*** Opening of SOURCE MATERIAL ***
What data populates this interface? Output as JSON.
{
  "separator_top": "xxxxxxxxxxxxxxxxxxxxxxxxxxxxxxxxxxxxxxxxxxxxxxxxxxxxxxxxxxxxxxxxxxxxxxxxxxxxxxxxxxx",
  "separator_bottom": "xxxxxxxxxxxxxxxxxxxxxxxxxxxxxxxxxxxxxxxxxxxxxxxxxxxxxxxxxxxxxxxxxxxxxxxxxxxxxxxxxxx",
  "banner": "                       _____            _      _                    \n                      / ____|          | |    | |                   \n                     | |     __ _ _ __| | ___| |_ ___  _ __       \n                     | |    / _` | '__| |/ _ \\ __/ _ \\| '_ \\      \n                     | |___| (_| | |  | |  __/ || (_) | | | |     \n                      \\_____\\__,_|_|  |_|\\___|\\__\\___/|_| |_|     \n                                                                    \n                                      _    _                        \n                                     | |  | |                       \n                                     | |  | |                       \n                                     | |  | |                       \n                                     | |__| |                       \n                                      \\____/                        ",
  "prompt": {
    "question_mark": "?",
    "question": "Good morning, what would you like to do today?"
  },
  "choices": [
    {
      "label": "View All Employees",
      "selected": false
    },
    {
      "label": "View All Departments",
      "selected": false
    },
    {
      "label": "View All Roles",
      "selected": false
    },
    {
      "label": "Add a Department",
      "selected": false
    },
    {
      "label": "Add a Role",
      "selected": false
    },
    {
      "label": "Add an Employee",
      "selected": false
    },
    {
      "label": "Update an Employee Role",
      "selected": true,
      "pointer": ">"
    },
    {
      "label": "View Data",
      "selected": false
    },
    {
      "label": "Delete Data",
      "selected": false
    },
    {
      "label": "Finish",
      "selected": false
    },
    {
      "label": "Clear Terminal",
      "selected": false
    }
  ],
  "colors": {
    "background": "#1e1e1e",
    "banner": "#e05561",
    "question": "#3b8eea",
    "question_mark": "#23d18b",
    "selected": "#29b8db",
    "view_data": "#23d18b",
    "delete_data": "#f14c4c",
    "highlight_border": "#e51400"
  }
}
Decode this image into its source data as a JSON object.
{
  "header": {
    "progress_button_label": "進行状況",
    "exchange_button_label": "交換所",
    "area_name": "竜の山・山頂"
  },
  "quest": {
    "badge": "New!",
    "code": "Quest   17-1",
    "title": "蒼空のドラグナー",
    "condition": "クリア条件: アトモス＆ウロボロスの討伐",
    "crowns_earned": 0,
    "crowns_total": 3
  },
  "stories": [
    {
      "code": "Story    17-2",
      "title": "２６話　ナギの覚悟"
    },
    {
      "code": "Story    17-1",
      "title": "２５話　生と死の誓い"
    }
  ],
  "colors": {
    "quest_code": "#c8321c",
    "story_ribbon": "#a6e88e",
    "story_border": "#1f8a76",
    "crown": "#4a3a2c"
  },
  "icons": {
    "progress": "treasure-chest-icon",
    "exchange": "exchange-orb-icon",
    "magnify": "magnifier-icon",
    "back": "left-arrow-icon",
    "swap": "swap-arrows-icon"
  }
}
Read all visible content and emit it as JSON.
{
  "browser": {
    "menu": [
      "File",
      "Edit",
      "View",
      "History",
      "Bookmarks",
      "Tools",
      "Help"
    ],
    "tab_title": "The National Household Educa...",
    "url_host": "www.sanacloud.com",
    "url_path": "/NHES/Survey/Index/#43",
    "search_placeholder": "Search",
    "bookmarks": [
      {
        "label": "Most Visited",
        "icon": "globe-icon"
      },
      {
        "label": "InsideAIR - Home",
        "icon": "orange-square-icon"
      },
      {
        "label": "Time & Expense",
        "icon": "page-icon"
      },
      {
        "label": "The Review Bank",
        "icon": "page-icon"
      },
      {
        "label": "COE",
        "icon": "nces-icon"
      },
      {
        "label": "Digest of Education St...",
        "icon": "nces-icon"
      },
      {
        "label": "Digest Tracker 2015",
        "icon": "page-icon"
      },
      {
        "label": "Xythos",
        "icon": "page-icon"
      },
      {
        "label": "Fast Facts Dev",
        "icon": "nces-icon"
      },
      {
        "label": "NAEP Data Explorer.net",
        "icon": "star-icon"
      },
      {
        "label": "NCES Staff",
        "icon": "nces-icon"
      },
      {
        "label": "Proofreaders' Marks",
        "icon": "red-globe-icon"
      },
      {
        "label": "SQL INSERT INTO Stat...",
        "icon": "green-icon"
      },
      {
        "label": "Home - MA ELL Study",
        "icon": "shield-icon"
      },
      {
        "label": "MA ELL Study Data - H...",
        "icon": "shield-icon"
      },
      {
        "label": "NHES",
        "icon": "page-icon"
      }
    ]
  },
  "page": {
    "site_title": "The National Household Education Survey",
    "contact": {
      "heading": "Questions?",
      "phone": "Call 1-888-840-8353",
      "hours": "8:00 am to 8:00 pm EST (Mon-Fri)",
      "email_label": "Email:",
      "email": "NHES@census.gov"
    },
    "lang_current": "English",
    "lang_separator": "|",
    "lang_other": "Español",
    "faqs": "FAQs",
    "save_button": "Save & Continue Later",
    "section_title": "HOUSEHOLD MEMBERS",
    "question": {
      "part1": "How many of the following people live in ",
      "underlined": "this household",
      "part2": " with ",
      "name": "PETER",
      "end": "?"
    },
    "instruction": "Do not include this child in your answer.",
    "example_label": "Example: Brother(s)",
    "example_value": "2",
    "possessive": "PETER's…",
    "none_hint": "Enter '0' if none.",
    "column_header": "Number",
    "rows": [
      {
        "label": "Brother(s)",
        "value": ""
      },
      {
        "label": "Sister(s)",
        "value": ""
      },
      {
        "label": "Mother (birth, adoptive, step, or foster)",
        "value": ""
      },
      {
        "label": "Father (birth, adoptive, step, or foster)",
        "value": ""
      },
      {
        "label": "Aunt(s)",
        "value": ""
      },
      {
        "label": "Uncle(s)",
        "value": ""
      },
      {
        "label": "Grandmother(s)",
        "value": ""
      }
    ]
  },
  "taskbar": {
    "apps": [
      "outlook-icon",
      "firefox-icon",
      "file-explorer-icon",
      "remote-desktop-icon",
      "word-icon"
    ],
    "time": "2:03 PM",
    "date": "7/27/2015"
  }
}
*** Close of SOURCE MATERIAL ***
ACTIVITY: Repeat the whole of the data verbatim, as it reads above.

SOLUTION FOR THIS PROBLEM:
What data populates this interface? Output as JSON.
{
  "separator_top": "xxxxxxxxxxxxxxxxxxxxxxxxxxxxxxxxxxxxxxxxxxxxxxxxxxxxxxxxxxxxxxxxxxxxxxxxxxxxxxxxxxx",
  "separator_bottom": "xxxxxxxxxxxxxxxxxxxxxxxxxxxxxxxxxxxxxxxxxxxxxxxxxxxxxxxxxxxxxxxxxxxxxxxxxxxxxxxxxxx",
  "banner": "                       _____            _      _                    \n                      / ____|          | |    | |                   \n                     | |     __ _ _ __| | ___| |_ ___  _ __       \n                     | |    / _` | '__| |/ _ \\ __/ _ \\| '_ \\      \n                     | |___| (_| | |  | |  __/ || (_) | | | |     \n                      \\_____\\__,_|_|  |_|\\___|\\__\\___/|_| |_|     \n                                                                    \n                                      _    _                        \n                                     | |  | |                       \n                                     | |  | |                       \n                                     | |  | |                       \n                                     | |__| |                       \n                                      \\____/                        ",
  "prompt": {
    "question_mark": "?",
    "question": "Good morning, what would you like to do today?"
  },
  "choices": [
    {
      "label": "View All Employees",
      "selected": false
    },
    {
      "label": "View All Departments",
      "selected": false
    },
    {
      "label": "View All Roles",
      "selected": false
    },
    {
      "label": "Add a Department",
      "selected": false
    },
    {
      "label": "Add a Role",
      "selected": false
    },
    {
      "label": "Add an Employee",
      "selected": false
    },
    {
      "label": "Update an Employee Role",
      "selected": true,
      "pointer": ">"
    },
    {
      "label": "View Data",
      "selected": false
    },
    {
      "label": "Delete Data",
      "selected": false
    },
    {
      "label": "Finish",
      "selected": false
    },
    {
      "label": "Clear Terminal",
      "selected": false
    }
  ],
  "colors": {
    "background": "#1e1e1e",
    "banner": "#e05561",
    "question": "#3b8eea",
    "question_mark": "#23d18b",
    "selected": "#29b8db",
    "view_data": "#23d18b",
    "delete_data": "#f14c4c",
    "highlight_border": "#e51400"
  }
}
Decode this image into its source data as a JSON object.
{
  "header": {
    "progress_button_label": "進行状況",
    "exchange_button_label": "交換所",
    "area_name": "竜の山・山頂"
  },
  "quest": {
    "badge": "New!",
    "code": "Quest   17-1",
    "title": "蒼空のドラグナー",
    "condition": "クリア条件: アトモス＆ウロボロスの討伐",
    "crowns_earned": 0,
    "crowns_total": 3
  },
  "stories": [
    {
      "code": "Story    17-2",
      "title": "２６話　ナギの覚悟"
    },
    {
      "code": "Story    17-1",
      "title": "２５話　生と死の誓い"
    }
  ],
  "colors": {
    "quest_code": "#c8321c",
    "story_ribbon": "#a6e88e",
    "story_border": "#1f8a76",
    "crown": "#4a3a2c"
  },
  "icons": {
    "progress": "treasure-chest-icon",
    "exchange": "exchange-orb-icon",
    "magnify": "magnifier-icon",
    "back": "left-arrow-icon",
    "swap": "swap-arrows-icon"
  }
}
Read all visible content and emit it as JSON.
{
  "browser": {
    "menu": [
      "File",
      "Edit",
      "View",
      "History",
      "Bookmarks",
      "Tools",
      "Help"
    ],
    "tab_title": "The National Household Educa...",
    "url_host": "www.sanacloud.com",
    "url_path": "/NHES/Survey/Index/#43",
    "search_placeholder": "Search",
    "bookmarks": [
      {
        "label": "Most Visited",
        "icon": "globe-icon"
      },
      {
        "label": "InsideAIR - Home",
        "icon": "orange-square-icon"
      },
      {
        "label": "Time & Expense",
        "icon": "page-icon"
      },
      {
        "label": "The Review Bank",
        "icon": "page-icon"
      },
      {
        "label": "COE",
        "icon": "nces-icon"
      },
      {
        "label": "Digest of Education St...",
        "icon": "nces-icon"
      },
      {
        "label": "Digest Tracker 2015",
        "icon": "page-icon"
      },
      {
        "label": "Xythos",
        "icon": "page-icon"
      },
      {
        "label": "Fast Facts Dev",
        "icon": "nces-icon"
      },
      {
        "label": "NAEP Data Explorer.net",
        "icon": "star-icon"
      },
      {
        "label": "NCES Staff",
        "icon": "nces-icon"
      },
      {
        "label": "Proofreaders' Marks",
        "icon": "red-globe-icon"
      },
      {
        "label": "SQL INSERT INTO Stat...",
        "icon": "green-icon"
      },
      {
        "label": "Home - MA ELL Study",
        "icon": "shield-icon"
      },
      {
        "label": "MA ELL Study Data - H...",
        "icon": "shield-icon"
      },
      {
        "label": "NHES",
        "icon": "page-icon"
      }
    ]
  },
  "page": {
    "site_title": "The National Household Education Survey",
    "contact": {
      "heading": "Questions?",
      "phone": "Call 1-888-840-8353",
      "hours": "8:00 am to 8:00 pm EST (Mon-Fri)",
      "email_label": "Email:",
      "email": "NHES@census.gov"
    },
    "lang_current": "English",
    "lang_separator": "|",
    "lang_other": "Español",
    "faqs": "FAQs",
    "save_button": "Save & Continue Later",
    "section_title": "HOUSEHOLD MEMBERS",
    "question": {
      "part1": "How many of the following people live in ",
      "underlined": "this household",
      "part2": " with ",
      "name": "PETER",
      "end": "?"
    },
    "instruction": "Do not include this child in your answer.",
    "example_label": "Example: Brother(s)",
    "example_value": "2",
    "possessive": "PETER's…",
    "none_hint": "Enter '0' if none.",
    "column_header": "Number",
    "rows": [
      {
        "label": "Brother(s)",
        "value": ""
      },
      {
        "label": "Sister(s)",
        "value": ""
      },
      {
        "label": "Mother (birth, adoptive, step, or foster)",
        "value": ""
      },
      {
        "label": "Father (birth, adoptive, step, or foster)",
        "value": ""
      },
      {
        "label": "Aunt(s)",
        "value": ""
      },
      {
        "label": "Uncle(s)",
        "value": ""
      },
      {
        "label": "Grandmother(s)",
        "value": ""
      }
    ]
  },
  "taskbar": {
    "apps": [
      "outlook-icon",
      "firefox-icon",
      "file-explorer-icon",
      "remote-desktop-icon",
      "word-icon"
    ],
    "time": "2:03 PM",
    "date": "7/27/2015"
  }
}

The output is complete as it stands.